Top of DATA SHOWN
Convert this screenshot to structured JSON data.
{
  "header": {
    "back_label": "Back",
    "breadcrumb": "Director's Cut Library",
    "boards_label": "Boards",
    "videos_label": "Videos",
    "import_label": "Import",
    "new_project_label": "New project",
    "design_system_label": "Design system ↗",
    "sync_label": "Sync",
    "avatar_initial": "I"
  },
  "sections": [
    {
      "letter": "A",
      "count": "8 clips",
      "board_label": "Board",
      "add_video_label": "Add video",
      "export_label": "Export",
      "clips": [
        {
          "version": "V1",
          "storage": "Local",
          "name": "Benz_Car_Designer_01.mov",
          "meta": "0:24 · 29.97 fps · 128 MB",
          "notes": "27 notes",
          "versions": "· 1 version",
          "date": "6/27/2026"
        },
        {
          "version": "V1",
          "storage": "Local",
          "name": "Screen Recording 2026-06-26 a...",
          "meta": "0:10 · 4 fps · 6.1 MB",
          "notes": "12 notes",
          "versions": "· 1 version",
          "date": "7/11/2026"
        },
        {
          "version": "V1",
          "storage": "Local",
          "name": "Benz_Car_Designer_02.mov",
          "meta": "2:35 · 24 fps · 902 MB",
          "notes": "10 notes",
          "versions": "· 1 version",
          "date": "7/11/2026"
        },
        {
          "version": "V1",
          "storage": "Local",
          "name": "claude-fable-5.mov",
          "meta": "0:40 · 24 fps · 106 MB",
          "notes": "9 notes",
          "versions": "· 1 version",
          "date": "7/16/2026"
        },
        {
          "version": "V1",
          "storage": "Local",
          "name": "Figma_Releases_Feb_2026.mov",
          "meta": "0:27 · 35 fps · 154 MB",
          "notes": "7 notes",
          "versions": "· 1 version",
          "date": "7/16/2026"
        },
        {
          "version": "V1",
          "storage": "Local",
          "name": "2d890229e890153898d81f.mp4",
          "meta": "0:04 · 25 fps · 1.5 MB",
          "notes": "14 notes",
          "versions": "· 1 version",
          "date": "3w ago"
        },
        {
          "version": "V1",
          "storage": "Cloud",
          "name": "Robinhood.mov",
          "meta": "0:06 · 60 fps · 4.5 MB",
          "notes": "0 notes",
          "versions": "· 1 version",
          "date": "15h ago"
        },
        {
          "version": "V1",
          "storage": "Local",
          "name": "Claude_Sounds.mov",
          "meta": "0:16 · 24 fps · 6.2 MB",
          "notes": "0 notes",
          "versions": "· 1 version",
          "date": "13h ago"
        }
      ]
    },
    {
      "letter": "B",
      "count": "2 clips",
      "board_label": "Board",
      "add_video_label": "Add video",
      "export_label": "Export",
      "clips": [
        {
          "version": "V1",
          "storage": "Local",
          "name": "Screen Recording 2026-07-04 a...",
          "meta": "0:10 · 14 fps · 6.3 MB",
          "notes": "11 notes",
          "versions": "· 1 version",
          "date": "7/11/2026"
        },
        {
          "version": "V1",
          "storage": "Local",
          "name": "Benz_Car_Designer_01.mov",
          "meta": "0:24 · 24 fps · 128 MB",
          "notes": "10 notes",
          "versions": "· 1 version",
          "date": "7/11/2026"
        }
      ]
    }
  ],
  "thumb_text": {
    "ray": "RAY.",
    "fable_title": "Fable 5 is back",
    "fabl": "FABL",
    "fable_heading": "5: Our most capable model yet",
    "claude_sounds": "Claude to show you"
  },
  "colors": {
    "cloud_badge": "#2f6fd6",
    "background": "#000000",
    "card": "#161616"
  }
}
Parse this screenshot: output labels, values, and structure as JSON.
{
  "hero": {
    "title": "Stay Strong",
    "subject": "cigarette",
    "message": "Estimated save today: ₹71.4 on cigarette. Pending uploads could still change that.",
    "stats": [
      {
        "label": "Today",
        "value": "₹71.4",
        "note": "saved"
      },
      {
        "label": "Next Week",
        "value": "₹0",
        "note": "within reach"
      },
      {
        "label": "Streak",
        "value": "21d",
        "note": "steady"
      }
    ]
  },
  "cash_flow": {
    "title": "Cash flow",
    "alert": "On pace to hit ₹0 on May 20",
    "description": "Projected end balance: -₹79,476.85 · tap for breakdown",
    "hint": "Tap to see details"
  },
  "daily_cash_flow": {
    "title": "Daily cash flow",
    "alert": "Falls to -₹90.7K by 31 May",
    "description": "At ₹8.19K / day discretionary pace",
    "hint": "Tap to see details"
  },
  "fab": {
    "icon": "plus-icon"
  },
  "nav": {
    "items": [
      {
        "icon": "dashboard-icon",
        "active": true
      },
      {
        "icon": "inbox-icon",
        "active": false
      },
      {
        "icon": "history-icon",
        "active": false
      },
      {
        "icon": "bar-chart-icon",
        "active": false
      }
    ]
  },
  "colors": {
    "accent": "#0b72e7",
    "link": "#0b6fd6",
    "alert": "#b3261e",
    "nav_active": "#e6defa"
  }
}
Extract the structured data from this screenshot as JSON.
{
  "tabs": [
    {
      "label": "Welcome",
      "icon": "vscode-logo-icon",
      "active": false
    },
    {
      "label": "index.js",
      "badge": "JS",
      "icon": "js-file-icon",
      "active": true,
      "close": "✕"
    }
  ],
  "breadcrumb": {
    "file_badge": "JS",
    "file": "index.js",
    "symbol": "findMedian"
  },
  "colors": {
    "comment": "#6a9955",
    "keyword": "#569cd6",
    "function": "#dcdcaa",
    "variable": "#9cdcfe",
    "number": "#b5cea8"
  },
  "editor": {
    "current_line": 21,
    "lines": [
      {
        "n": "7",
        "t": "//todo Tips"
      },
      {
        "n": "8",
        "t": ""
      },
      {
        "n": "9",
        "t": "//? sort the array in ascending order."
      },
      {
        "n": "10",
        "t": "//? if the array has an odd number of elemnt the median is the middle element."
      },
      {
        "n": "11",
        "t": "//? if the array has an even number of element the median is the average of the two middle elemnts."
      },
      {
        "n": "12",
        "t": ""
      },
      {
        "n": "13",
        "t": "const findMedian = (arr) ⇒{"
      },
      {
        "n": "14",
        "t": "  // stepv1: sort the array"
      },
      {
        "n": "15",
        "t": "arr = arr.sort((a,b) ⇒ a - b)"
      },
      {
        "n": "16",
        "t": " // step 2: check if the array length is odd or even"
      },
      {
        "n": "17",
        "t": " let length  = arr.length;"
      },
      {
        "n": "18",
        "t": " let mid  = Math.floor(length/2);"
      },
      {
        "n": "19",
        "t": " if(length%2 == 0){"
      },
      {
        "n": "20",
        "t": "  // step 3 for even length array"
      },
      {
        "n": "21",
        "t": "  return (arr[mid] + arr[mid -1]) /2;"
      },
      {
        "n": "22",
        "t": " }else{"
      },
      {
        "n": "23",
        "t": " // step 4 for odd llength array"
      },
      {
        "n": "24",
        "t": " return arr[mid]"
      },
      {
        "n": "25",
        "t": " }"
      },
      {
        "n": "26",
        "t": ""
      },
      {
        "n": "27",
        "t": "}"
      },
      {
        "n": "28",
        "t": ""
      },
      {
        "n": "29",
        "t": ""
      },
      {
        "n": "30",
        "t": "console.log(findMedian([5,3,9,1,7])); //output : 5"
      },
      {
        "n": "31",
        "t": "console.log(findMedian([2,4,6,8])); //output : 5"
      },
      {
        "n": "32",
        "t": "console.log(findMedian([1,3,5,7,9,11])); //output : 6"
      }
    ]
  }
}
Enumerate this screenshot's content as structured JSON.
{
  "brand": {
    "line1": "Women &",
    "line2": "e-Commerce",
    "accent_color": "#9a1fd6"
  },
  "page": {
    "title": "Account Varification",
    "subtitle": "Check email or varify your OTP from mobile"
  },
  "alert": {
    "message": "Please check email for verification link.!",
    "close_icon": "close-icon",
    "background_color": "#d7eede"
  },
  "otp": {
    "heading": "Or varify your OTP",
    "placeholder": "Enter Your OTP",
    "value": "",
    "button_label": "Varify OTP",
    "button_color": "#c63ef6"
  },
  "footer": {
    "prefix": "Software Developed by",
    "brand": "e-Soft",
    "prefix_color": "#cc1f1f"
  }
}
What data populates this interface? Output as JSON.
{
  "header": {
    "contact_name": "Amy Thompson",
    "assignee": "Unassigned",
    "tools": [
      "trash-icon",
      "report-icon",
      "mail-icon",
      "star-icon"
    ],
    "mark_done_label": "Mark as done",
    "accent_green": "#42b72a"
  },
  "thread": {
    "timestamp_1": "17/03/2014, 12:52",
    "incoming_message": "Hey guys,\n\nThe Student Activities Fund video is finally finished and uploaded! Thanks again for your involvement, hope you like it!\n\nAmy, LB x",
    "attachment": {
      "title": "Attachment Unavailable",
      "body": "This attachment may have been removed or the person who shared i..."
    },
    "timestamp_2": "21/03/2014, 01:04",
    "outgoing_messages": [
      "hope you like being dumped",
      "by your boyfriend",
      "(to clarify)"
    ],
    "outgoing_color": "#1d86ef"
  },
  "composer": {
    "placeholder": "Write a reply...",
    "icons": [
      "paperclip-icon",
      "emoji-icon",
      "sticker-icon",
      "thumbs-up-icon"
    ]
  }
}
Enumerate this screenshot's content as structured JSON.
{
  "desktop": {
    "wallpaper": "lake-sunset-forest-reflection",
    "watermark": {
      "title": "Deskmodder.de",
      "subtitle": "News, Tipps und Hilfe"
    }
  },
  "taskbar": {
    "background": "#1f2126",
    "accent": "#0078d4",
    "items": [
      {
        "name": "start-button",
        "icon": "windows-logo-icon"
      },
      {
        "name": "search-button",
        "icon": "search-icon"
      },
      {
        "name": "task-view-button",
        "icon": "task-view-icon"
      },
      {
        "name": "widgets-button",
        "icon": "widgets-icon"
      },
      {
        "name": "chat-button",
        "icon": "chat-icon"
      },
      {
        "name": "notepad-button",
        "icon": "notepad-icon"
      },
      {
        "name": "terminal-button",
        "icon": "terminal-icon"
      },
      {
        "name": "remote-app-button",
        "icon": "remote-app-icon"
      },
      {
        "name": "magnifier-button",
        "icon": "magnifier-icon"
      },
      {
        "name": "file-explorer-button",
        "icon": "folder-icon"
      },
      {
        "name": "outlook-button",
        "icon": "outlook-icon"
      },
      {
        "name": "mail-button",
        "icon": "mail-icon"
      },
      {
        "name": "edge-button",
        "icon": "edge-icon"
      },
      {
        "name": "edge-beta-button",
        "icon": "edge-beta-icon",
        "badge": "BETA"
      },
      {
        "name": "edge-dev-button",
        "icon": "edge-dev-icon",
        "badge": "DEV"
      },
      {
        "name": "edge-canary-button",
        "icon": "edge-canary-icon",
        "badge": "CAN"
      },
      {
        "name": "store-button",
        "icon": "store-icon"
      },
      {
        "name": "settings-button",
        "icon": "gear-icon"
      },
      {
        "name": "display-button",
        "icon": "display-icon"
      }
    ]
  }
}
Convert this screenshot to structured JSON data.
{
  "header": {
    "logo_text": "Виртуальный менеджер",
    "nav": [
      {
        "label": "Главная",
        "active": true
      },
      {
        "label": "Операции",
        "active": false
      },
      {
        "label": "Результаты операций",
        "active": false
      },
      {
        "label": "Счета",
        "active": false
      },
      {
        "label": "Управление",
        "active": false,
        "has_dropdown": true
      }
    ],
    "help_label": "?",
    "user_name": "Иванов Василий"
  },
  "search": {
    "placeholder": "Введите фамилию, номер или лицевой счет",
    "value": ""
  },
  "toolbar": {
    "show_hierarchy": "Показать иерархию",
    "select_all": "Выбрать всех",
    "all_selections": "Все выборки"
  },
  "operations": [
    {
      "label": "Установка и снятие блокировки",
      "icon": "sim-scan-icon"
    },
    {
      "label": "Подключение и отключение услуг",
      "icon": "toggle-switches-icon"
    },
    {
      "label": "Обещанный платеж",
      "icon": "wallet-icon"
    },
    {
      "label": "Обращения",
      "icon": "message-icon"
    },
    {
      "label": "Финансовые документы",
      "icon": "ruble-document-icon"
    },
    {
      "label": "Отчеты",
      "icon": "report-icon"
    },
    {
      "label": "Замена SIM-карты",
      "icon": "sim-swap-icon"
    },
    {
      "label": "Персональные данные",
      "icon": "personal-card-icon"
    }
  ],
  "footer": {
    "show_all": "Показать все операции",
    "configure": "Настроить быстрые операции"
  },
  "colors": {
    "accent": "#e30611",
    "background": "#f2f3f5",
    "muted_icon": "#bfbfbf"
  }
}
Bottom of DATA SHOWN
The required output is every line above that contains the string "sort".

        "t": "//? sort the array in ascending order."
        "t": "  // stepv1: sort the array"
        "t": "arr = arr.sort((a,b) ⇒ a - b)"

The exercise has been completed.